In turn, alumni appreciate Pyle’s efforts and attention. “From the very beginning of her tenure as dean, Dr. Pyle espoused the importance of strong and vibrant dental school alumni organizations that lend support to the school and university through involvement and philanthropy,” said Charles Squire, who has been deeply involved with the Alumni Association since earning his DDS from the school in 1968. “She willingly and cheerfully gave of her time to meet with alumni and friends, not only in Kansas City but throughout the United States.”
Another key to the school’s success during Pyle’s tenure may be her ability to focus on the task at hand, and to always take her work, but not herself, seriously. That meant Pyle stuck to business almost all the time, but at student and staff holiday functions often was first in line to play an ice-breaker game.
Tamra Hoffman, RDH, clinical instructor and past president of the Dental Hygiene Alumni Association, said: “Dean Pyle is always in business mode, but she also often asks about my daughters and shows much appreciation when I have brought them to community service events. She also has always shown respect toward my ideas and quickly acted on one that allowed our Radiology Department to work more efficiently while allowing our students a better simulation lab for learning.”

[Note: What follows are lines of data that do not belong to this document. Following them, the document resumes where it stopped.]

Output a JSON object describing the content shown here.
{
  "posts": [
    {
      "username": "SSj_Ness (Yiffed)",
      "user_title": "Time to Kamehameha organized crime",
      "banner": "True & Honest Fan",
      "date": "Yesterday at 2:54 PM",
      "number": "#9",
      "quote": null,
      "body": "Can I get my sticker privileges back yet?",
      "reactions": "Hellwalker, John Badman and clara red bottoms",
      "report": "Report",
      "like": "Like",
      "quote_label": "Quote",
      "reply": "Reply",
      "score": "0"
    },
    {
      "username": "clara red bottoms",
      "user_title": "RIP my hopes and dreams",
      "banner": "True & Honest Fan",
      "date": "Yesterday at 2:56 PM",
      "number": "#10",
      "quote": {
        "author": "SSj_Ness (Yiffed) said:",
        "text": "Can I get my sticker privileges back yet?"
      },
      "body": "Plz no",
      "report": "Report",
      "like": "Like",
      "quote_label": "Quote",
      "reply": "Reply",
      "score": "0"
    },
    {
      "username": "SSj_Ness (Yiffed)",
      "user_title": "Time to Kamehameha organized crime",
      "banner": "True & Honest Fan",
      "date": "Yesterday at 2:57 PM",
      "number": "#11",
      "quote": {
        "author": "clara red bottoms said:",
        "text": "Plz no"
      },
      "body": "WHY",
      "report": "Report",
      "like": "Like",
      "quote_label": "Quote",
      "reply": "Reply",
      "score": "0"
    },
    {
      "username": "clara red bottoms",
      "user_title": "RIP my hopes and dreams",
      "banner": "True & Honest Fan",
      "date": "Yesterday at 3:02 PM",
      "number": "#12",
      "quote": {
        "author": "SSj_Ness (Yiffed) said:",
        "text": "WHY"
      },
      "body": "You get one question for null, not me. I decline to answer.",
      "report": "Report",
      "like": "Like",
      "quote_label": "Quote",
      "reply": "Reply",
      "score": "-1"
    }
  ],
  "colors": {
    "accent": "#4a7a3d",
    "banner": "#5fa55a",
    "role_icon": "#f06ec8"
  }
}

When Pyle announced her retirement, her plans included returning as faculty emerita. That changed when an offer came her way to become the senior scholar in residence for the American Dental Education Association, which will require a move to Washington, D.C.
“I’ve always tried to do the right thing in my career, to use my creativity to lead the school and all of our graduates into a positive future. It’s really an amazing place,” Pyle said. “I’ve also done what I could to contribute to the dental professions, and I’ll be able to do that in my new job.”
And after 11 years of creating friendships and relationships, Pyle said, “I’ll be taking a lot of memories with me. The friendships I’ve made will be everlasting.”